The cultural fracture spotted within the Snow-Leavis controversy rears even greater now, in a time extra suffering from science's unsettling revelations approximately ourselves and our place within the common order, and via relentless expertise, science's burly handmaiden. whereas F.R. Leavis smugly suggestion that the possibility of extra jam "cannot be appeared by means of an absolutely human brain as a question for satisfied contemplation,'' bringing because it does "human vacancy and boredom'' (Spectator, March nine, 1962), the normal viewpoint he represented has withered ahead of the implication that the salvation of the majority of humanity, in particular within the 3rd global, used to be now not a question of a lot trouble to humanists. Snow proposed a extra scientifically refined tradition as key to saving the loads outdoor the West. This ethical aspect has no longer actually been labored out within the thirty years because it used to be positioned forward.
Sorell issues out particularly devastatingly that neither Snow nor Leavis learned that "there is the complete style of artistic writing, particularly technological know-how fiction,'' dedicated to inventive inspection of the divide he fretted over. And "such omissions are proof, i feel, of Snow's no longer having taken heavily the potential of literary tradition taking technological know-how in its stride'' (105). Then Sorell proceeds to do an analogous thing.

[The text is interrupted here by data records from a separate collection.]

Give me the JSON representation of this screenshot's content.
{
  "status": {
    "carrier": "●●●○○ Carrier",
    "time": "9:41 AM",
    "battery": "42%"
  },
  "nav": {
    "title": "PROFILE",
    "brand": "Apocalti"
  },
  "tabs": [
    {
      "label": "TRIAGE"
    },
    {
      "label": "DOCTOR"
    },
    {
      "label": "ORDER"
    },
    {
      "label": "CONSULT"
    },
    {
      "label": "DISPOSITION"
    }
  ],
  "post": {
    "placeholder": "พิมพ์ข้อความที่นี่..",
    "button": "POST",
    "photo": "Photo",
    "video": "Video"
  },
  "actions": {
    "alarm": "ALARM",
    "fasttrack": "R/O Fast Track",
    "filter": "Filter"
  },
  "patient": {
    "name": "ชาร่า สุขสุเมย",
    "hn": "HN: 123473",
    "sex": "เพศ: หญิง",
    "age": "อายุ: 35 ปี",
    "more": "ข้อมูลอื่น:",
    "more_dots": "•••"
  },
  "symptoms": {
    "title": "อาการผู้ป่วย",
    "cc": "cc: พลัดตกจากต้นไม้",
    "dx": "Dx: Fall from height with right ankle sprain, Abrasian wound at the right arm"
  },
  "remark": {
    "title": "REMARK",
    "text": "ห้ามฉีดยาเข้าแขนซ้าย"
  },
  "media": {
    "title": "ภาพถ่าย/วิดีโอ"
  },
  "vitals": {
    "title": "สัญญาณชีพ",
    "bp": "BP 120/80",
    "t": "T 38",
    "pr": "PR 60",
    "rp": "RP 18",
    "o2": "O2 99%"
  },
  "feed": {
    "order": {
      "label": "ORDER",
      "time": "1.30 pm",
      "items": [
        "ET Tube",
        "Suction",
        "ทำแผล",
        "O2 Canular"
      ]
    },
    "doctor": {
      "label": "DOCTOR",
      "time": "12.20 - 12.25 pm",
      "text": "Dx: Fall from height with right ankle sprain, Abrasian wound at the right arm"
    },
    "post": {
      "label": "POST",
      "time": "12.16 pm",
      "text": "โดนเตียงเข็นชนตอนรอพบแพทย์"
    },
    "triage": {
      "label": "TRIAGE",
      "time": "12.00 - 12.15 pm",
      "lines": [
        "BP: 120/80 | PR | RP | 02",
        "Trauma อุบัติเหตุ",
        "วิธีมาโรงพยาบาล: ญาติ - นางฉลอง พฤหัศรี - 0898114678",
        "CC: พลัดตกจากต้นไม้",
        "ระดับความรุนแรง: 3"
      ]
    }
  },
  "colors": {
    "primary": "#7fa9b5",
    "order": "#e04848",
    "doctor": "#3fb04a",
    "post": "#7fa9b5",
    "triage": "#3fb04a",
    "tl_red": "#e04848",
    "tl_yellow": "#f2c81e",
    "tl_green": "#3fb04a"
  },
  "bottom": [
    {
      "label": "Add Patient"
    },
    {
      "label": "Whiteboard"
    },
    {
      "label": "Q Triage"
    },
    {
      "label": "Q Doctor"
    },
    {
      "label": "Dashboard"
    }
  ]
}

What does technology do that is so unsettling to literary varieties? It "disturbs or maybe removes completely our experience of being at domestic within the world'' (107). This brings an "objectifying tendency the alienating results of which arts, and particularly the wonderful arts, are had to counteract'' (106). yet is estrangement from the realm the poisoned present of technology? no longer if we suggest botany, or human anatomy, or zoology. it's easily fake to proclaim that physics, the Brahmin self-discipline of this century, represents the complete spirit of technological know-how. Sorell rightly urges a view of technology and artwork as at the same time based, each one wanting the insights of the opposite. What we should always search is a few mediation past mere popularization, cross-talk now not fairly so move, which reconciles "practitioners of alternative highbrow disciplines to the truth of other highbrow demands'' (112).
History and philosophy he recommends as assets of mediation, by no means back taking over literature, specifically technology fiction. notwithstanding he does entertain the suggestion that "poetry is a species of fantasy'' (125), he turns out to suppose that technological know-how may be built-in into the "high'' cultures via educational disciplines, forgetting the great switch we see in literature.
A pity, for he has inspiration largely in different concerns. He sometimes touches upon the spirit obvious in a lot technological know-how fiction (SF), whilst he flails at sociobiology with no laying a glove on it. it really is an oddly ineffectual flailing approximately, by no means imagining that maybe empiricism has a few declare to precedence in describing what people so much deeply are. He feels a similar approximately Patricia Churchland's Neurophilosophy, which really science-fictionally proposes that we abandon the vintage questions on human cognizance, and search new different types and questions, in keeping with what we study from desktops and the pursuit of synthetic intelligence.
In the tip Sorell's tours opposed to philosophers akin to Quine, and the overall posture of anti-metaphysical research, ring quite hole. usually his dialogue turns upon shut readings of definitions, nostril pressed studiously into the center of a dictionary, ignoring the newer spirit of relatively informal recognition of technology in different points of tradition, akin to SF. He acknowledges that there's a lot to be performed through philosophy whilst "some of its relevant questions are lessen to the dimensions of clinical ones'' (128) and demands "a mind set concerning the relevant components of studying or tradition all at once'' (176).
But seldom does literature with its sweep and perception commend itself to him as a bridge around the Snow-called abyss. possibly SF is simply too well known, and the efforts of litbiz to include technology too anemic (Kurt Vonnegut involves mind), to signify a clean route to him. at least, it is a blinkered examine a tremendous challenge, extra attention-grabbing for its silences than for its particularly skimpy conclusions.
--Gregory Benford collage of California, Irvine